Data excerpts
-=-=-=-=-

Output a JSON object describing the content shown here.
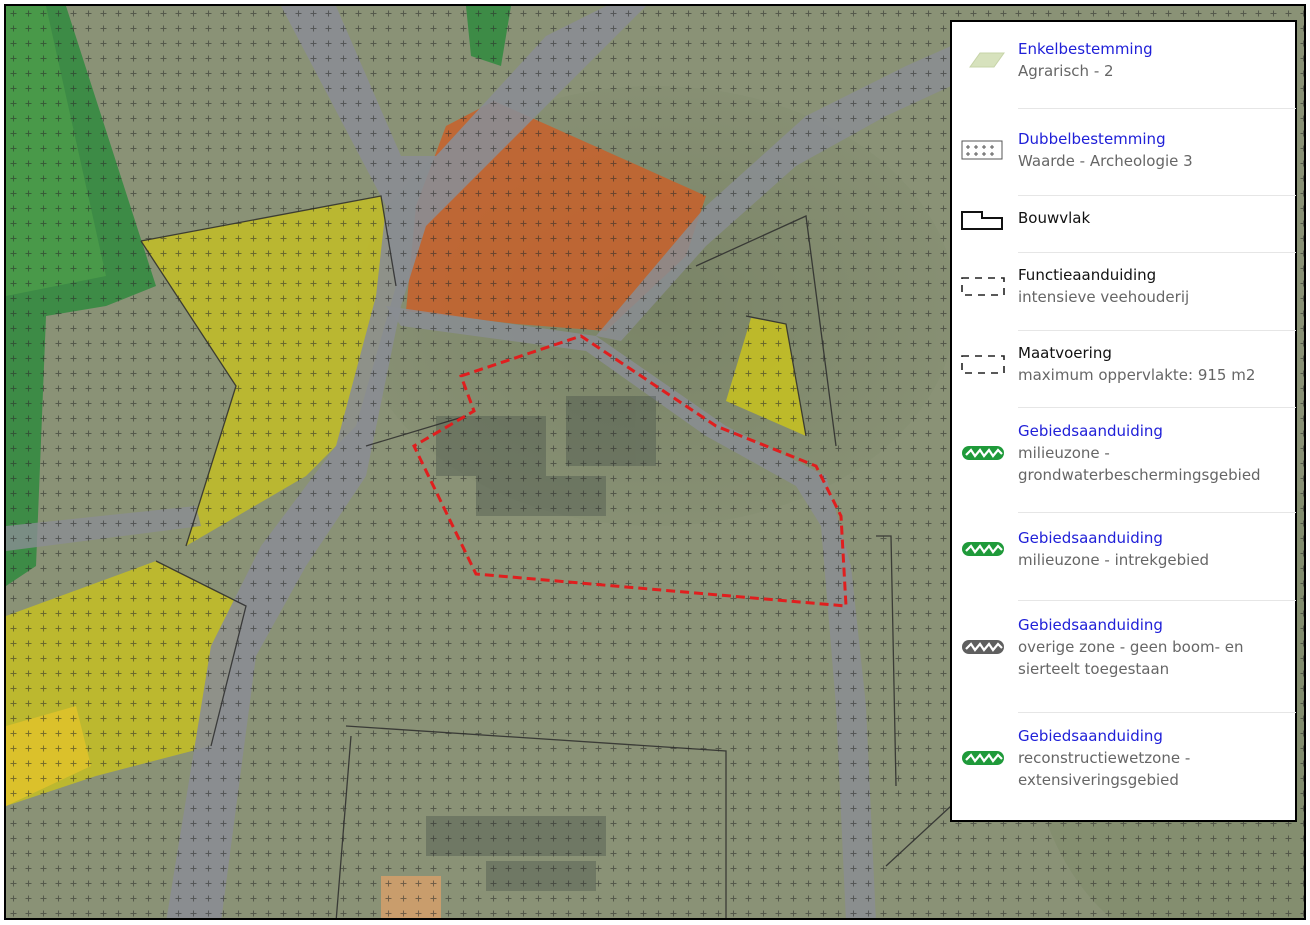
{
  "map": {
    "colors": {
      "orthophoto": "#8a9276",
      "road": "#8a8d93",
      "green_field": "#2f8a3e",
      "agricultural_yellow": "#c8c21e",
      "residential_orange": "#c8602a",
      "outline": "#2b2b2b",
      "selection": "#e01e1e"
    },
    "icons": [
      "crosshatch-pattern-icon",
      "selection-outline-icon"
    ]
  },
  "legend": {
    "items": [
      {
        "title": "Enkelbestemming",
        "desc": "Agrarisch - 2",
        "icon": "agrarisch-swatch-icon",
        "title_color": "#2020d8"
      },
      {
        "title": "Dubbelbestemming",
        "desc": "Waarde - Archeologie 3",
        "icon": "crosses-grid-icon",
        "title_color": "#2020d8"
      },
      {
        "title": "Bouwvlak",
        "desc": "",
        "icon": "bouwvlak-outline-icon",
        "title_color": "#111111"
      },
      {
        "title": "Functieaanduiding",
        "desc": "intensieve veehouderij",
        "icon": "dashed-rectangle-icon",
        "title_color": "#111111"
      },
      {
        "title": "Maatvoering",
        "desc": "maximum oppervlakte: 915 m2",
        "icon": "dashed-rectangle-icon",
        "title_color": "#111111"
      },
      {
        "title": "Gebiedsaanduiding",
        "desc": "milieuzone - grondwaterbeschermingsgebied",
        "icon": "green-zigzag-icon",
        "title_color": "#2020d8"
      },
      {
        "title": "Gebiedsaanduiding",
        "desc": "milieuzone - intrekgebied",
        "icon": "green-zigzag-icon",
        "title_color": "#2020d8"
      },
      {
        "title": "Gebiedsaanduiding",
        "desc": "overige zone - geen boom- en sierteelt toegestaan",
        "icon": "grey-zigzag-icon",
        "title_color": "#2020d8"
      },
      {
        "title": "Gebiedsaanduiding",
        "desc": "reconstructiewetzone - extensiveringsgebied",
        "icon": "green-zigzag-icon",
        "title_color": "#2020d8"
      }
    ]
  }
}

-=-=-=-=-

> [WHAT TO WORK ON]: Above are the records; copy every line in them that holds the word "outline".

> [RESULT FOR THIS EXERCISE]:
      "outline": "#2b2b2b",
      "selection-outline-icon"
        "icon": "bouwvlak-outline-icon",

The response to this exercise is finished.